The sharp drop in imports has meant supplies available for consumption on the domestic market have been noticeably lower this year than last. However, domestic demand has continued to fall – sales of fresh pork, bacon, sausage and ham were all down year-on-year during the autumn, Kantar data shows. This limited the upward pressure on pig prices.
Supplies are forecast to recover a little but will remain low by historical standards. But with the growing export market increasingly competing with the falling domestic market for the same products, the 2020 price outlook is good, although there is a risk of shorting the UK market, AHDB is forecasting.
The China effect
- Chinese pork imports were up 49% in the first 10 months of 2019. In October, import volumes were up 114% year-on-year, despite prices being 58% higher
- EU exports to China were up 55% in the third quarter of 2019, despite flat productivity
- Brazilian exports to China rose by 80% year-on-year in October, reaching a record 26,000 tonnes
- The biggest growth was in the US – Q4 exports to China averaged 15,000 tonnes/week, despite high tariffs
- With Chinese pork consumption dropping sharply, poultry imports were up 51% in the first nine months of 2019, with beef up by a similar figure, from lower starting points.
Cost of production
Pig producer margins moved into the black for the first time since early 2018 in the third quarter of 2019, as falling costs and rising prices saw the typical producer earn £7/pig. Margins were expected to have improve further in the fourth quarter.
Looking into 2020, with pig prices likely to continue rising, the release of the UK cereal supply and demand estimates highlighted the high volumes of wheat, barley and oats available on the back of a good 2019 harvest. According to AHDB, this will limit the impact of the wet autumn and delays to domestic drilling of winter crops, which saw cereal prices firm at the end of 2019.

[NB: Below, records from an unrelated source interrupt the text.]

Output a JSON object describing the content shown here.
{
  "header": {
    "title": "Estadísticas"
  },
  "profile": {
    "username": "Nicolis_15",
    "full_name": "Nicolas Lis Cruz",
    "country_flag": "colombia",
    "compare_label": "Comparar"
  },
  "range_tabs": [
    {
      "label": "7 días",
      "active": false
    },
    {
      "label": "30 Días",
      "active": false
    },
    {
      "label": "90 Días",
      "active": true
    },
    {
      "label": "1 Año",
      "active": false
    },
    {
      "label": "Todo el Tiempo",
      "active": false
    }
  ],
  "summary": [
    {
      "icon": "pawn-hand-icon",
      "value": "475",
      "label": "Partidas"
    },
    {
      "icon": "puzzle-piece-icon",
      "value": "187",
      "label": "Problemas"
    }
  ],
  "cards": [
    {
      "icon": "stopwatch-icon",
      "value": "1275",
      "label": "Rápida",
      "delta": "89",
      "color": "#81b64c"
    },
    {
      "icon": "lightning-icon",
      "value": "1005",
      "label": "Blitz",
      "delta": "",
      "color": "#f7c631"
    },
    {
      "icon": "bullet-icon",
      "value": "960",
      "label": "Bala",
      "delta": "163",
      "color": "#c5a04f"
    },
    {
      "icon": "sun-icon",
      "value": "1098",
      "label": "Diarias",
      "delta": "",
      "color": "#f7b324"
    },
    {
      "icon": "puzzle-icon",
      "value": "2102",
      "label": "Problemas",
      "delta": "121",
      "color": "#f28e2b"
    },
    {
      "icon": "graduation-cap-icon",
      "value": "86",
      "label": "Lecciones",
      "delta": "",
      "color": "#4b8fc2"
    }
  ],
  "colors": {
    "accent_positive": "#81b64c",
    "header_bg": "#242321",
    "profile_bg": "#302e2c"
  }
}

As for the global picture, soya prices remain steady due partly to reduced Chinese demand and US- China trade tensions, while maize prices have been under pressure due to increased global supplies.
However, the thawing of US-China relations and likely increased demand from China could contribute to an upturn in the global markets for soya, maize and cereals in 2020.
UK PRODUCTIVITY PROSPECTS
AHDB is forecasting continuing productivity growth. Key points include:
- The UK sow herd appears to have grown modestly over the past year to around 407,000, supporting increased production
- Slaughterings were up in the second half of the year, due to better herd performance in the spring and breeding herd expansion
- Further sow herd expansion in 2019, continuing into 2020, added to anticipated improvements in sow productivity, suggest that production will continue expanding throughout 2020 and 2021
- Overall, clean pig slaughter is forecast to increase by about 2% in 2020
- Pig meat production is expected
to rise slightly faster than slaughter, due to a further small rise in carcase weights
- The main caveat is a possible knock- on effect on growth rate of summer 2019 disease issues.